The differences between Bali and Lombok were immediately apparent. It was then- that I realized that Bali really is the Island of the Gods.  Bali is majority Hindu where as the other islands are mostly Muslim.  The flower and incense offerings that were ever present in Bali are rarely seen in Lombok. Instead, we heard the loud call to prayer several times a day. Beautiful, but just not the same.

After returning to Bali and finding myself excited to once again see the offerings and smell the familiar scent of the incense, I decided to learn more about their meaning.

The Mahabharata, a famous Hindu epic, states in the passage- the Bhagavad-Gita that:

"Whoever offers to me with devotion a leaf, a flower, a fruit, or water, that offering of love, of the pure heart I accept." (Ix:26)

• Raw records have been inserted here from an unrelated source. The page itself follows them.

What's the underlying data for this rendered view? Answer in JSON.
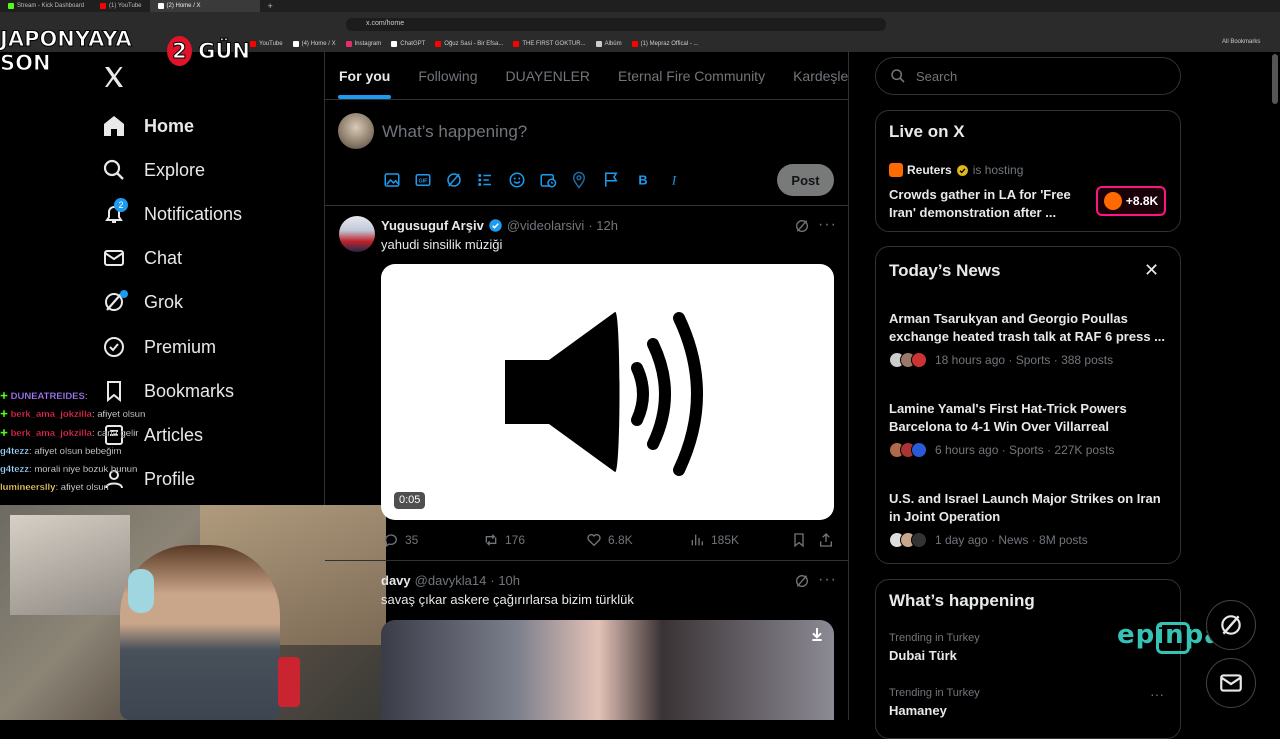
{
  "browser": {
    "tabs": [
      {
        "label": "Stream - Kick Dashboard",
        "color": "#53fc18"
      },
      {
        "label": "(1) YouTube",
        "color": "#ff0000"
      },
      {
        "label": "(2) Home / X",
        "color": "#ffffff"
      }
    ],
    "url": "x.com/home",
    "bookmarks": [
      {
        "label": "YouTube",
        "color": "#ff0000"
      },
      {
        "label": "(4) Home / X",
        "color": "#ffffff"
      },
      {
        "label": "Instagram",
        "color": "#e1306c"
      },
      {
        "label": "ChatGPT",
        "color": "#ffffff"
      },
      {
        "label": "Oğuz Sasi - Bir Efsa...",
        "color": "#ff0000"
      },
      {
        "label": "THE FIRST GOKTUR...",
        "color": "#ff0000"
      },
      {
        "label": "Albüm",
        "color": "#cccccc"
      },
      {
        "label": "(1) Mepraz Offical - ...",
        "color": "#ff0000"
      }
    ],
    "all_bookmarks": "All Bookmarks"
  },
  "overlay": {
    "countdown_left": "JAPONYAYA SON",
    "countdown_num": "2",
    "countdown_right": "GÜN",
    "chat": [
      {
        "user": "DUNEATREIDES",
        "msg": "",
        "color": "#a97cff"
      },
      {
        "user": "berk_ama_jokzilla",
        "msg": "afiyet olsun",
        "color": "#e22a4f"
      },
      {
        "user": "berk_ama_jokzilla",
        "msg": "cana gelir",
        "color": "#e22a4f"
      },
      {
        "user": "g4tezz",
        "msg": "afiyet olsun bebeğim",
        "color": "#9fd6ff"
      },
      {
        "user": "g4tezz",
        "msg": "morali niye bozuk bunun",
        "color": "#9fd6ff"
      },
      {
        "user": "lumineerslly",
        "msg": "afiyet olsun",
        "color": "#ffd86b"
      }
    ],
    "watermark": "epinpay"
  },
  "sidebar": {
    "items": [
      {
        "label": "Home",
        "icon": "home-icon"
      },
      {
        "label": "Explore",
        "icon": "search-icon"
      },
      {
        "label": "Notifications",
        "icon": "bell-icon",
        "badge": "2"
      },
      {
        "label": "Chat",
        "icon": "mail-icon"
      },
      {
        "label": "Grok",
        "icon": "grok-icon"
      },
      {
        "label": "Premium",
        "icon": "verified-icon"
      },
      {
        "label": "Bookmarks",
        "icon": "bookmark-icon"
      },
      {
        "label": "Articles",
        "icon": "article-icon"
      },
      {
        "label": "Profile",
        "icon": "person-icon"
      }
    ]
  },
  "timeline": {
    "tabs": [
      "For you",
      "Following",
      "DUAYENLER",
      "Eternal Fire Community",
      "Kardeşler K"
    ],
    "compose_placeholder": "What’s happening?",
    "post_label": "Post",
    "tweets": [
      {
        "name": "Yugusuguf Arşiv",
        "handle": "@videolarsivi",
        "time": "· 12h",
        "text": "yahudi sinsilik müziği",
        "duration": "0:05",
        "replies": "35",
        "reposts": "176",
        "likes": "6.8K",
        "views": "185K"
      },
      {
        "name": "davy",
        "handle": "@davykla14",
        "time": "· 10h",
        "text": "savaş çıkar askere çağırırlarsa bizim türklük"
      }
    ]
  },
  "right": {
    "search_placeholder": "Search",
    "live": {
      "title": "Live on X",
      "host": "Reuters",
      "hosting": "is hosting",
      "headline": "Crowds gather in LA for 'Free Iran' demonstration after ...",
      "count": "+8.8K"
    },
    "news": {
      "title": "Today’s News",
      "items": [
        {
          "title": "Arman Tsarukyan and Georgio Poullas exchange heated trash talk at RAF 6 press ...",
          "meta": "18 hours ago · Sports · 388 posts"
        },
        {
          "title": "Lamine Yamal's First Hat-Trick Powers Barcelona to 4-1 Win Over Villarreal",
          "meta": "6 hours ago · Sports · 227K posts"
        },
        {
          "title": "U.S. and Israel Launch Major Strikes on Iran in Joint Operation",
          "meta": "1 day ago · News · 8M posts"
        }
      ]
    },
    "happening": {
      "title": "What’s happening",
      "trends": [
        {
          "context": "Trending in Turkey",
          "name": "Dubai Türk"
        },
        {
          "context": "Trending in Turkey",
          "name": "Hamaney"
        }
      ]
    }
  },
  "colors": {
    "accent": "#1d9bf0",
    "live": "#f91880"
  }
}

But what is the meaning of the incense? I found in a book that I've been reading called Bali: Sekala & Niskala by Fred Eiseman, Jr. that the incense is used to carry the offering upward. I have also seen women (I've only witnessed one man place an offering) take a flower from the offering, dip it in water and then make a circular movement with their hands which spreads the holy water (from a separate container than the offering) and waft the incense from the offering.

The offerings seem to be everywhere- on the steps, the sidewalk, in special temples on the property, on the dash in cars and on motor-scooters. They are beautiful - although you really have to watch your step for fear of stepping on one! They are often placed on the sidewalk, on steps, ok- just about everywhere. The importance of these offerings is not taken lightly. Our taxi driver stopped at a temple when we were traveling from Amed to Kuta. Both he and the car were blessed with flowers and holy water for good luck.

Many contain rice as well which seems to be the only consistent food source for a great number of hungry cats and dogs. Some instead of rice, contain a wrapped candy, a cracker, cigarette or 1000 coin (equivalent of a US penny).

Some of the offerings build up under the newly placed offering. Not much care seems to go into cleaning up the previous gifts. Thankfully they are made of biodegradable grasses and flowers (other than the candies)- and eventually breakdown. One day in a heavy afternoon rain- we watched dozens float by down the street...

I have also seen many bright, beautiful and sacred orange carnations (or poms) placed on statues. Here's a few of my favorites.

No comments:

Post a Comment